A state known for years for financial woes is showing signs of recovery and issuing new bonds as strong investor demand for munis continues.
Illinois is issuing $340 million of new debt for capital projects and will refund $160 million in bonds under Build Illinois, a program backed by sales taxes.
The move comes on the heels of recent, positive rating actions.
In June, Moody’s Investors Service lifted Illinois’ general obligation and Build Illinois sales tax-backed ratings up a notch to Baa2 from Baa3. Moody’s maintained its stable outlook.
Also in June, Fitch moved Illinois’ outlook to positive from negative on its BBB-minus rating.
First S&P upgrade in 24 years
Last month, S&P upgraded Illinois’ rating from BBB-minus to BBB. It was the state’s first S&P Global Ratings upgrade in 24 years. The state’s outlook remained stable.
“The upgrade reflects our view of improved liquidity, demonstrated operational controls during the pandemic, and an improving economic condition,” S&P credit analyst said Geoff Buswick said.
“The stable outlook reflects the expected strength of the liquidity position, continued economic recovery, and regular revenue and expenditure reporting and budgetary control usage.”
Further, S&P said, if the economy continues to recover and there’s continued fiscal prudence by the state, more upgrades could be in the offing.
Over the past several months, the state’s finances have improved. Revenues were better than expected, the state received billions in federal aid and the state exercised some fiscal discipline, according to Bloomberg.
In 1997, S&P upgraded Illinois from AA-minus to AA. It remained there until 2009, during the Great Recession, when the state’s finances began to steadily deteriorate. In June 2017, its rating bottomed out at BBB-minus.
In its recent upgrade, S&P lauded the state for spending cuts and freezes for fiscal 2021 and an end to budget impasses from 2015 to 2017. The rating agency noted, however, that challenges remain, including public-pension related concerns, structural deficits and the lack of significant rainy-day funds.
Demand for munis
The improved condition of Illinois is notable given its well-known, years-long financial struggles.

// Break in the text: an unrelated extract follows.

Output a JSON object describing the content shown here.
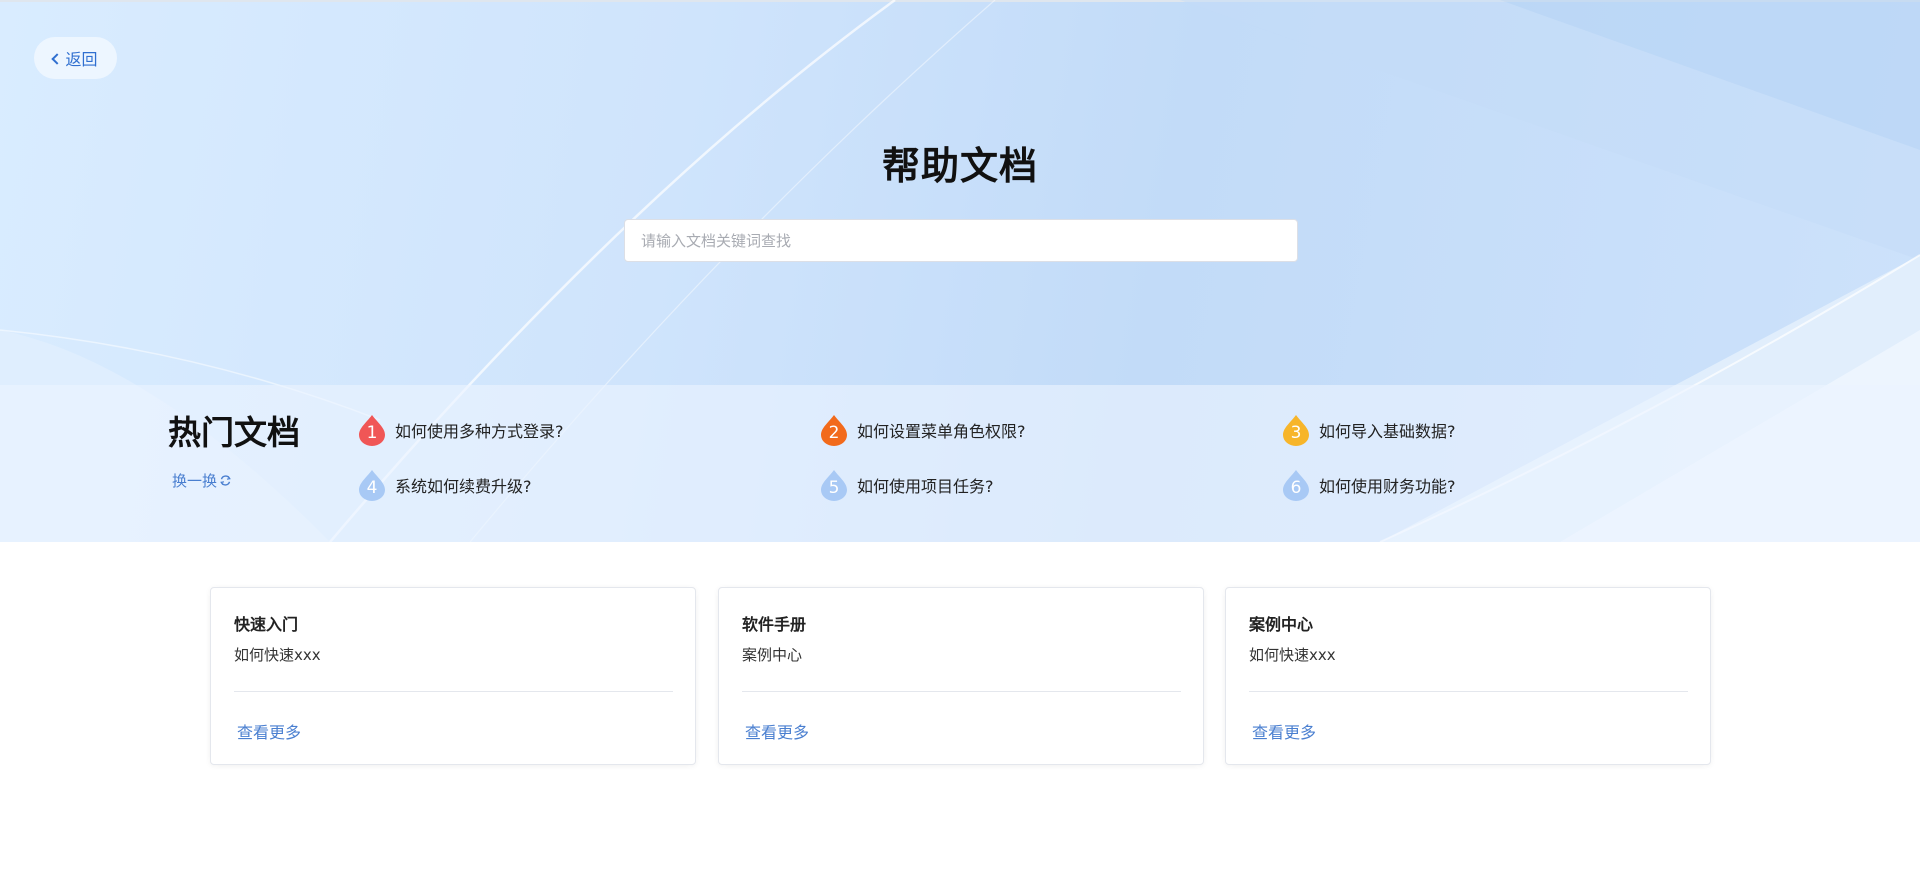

Like many other states, it didn’t experience the dire shortfalls many predicted at the onset of the pandemic (“State and Local Finances Closer to a Boost”).
It’s no surprise, then, that amid shoots of positive developments in areas that are especially challenged, strong investor demand for munis continues.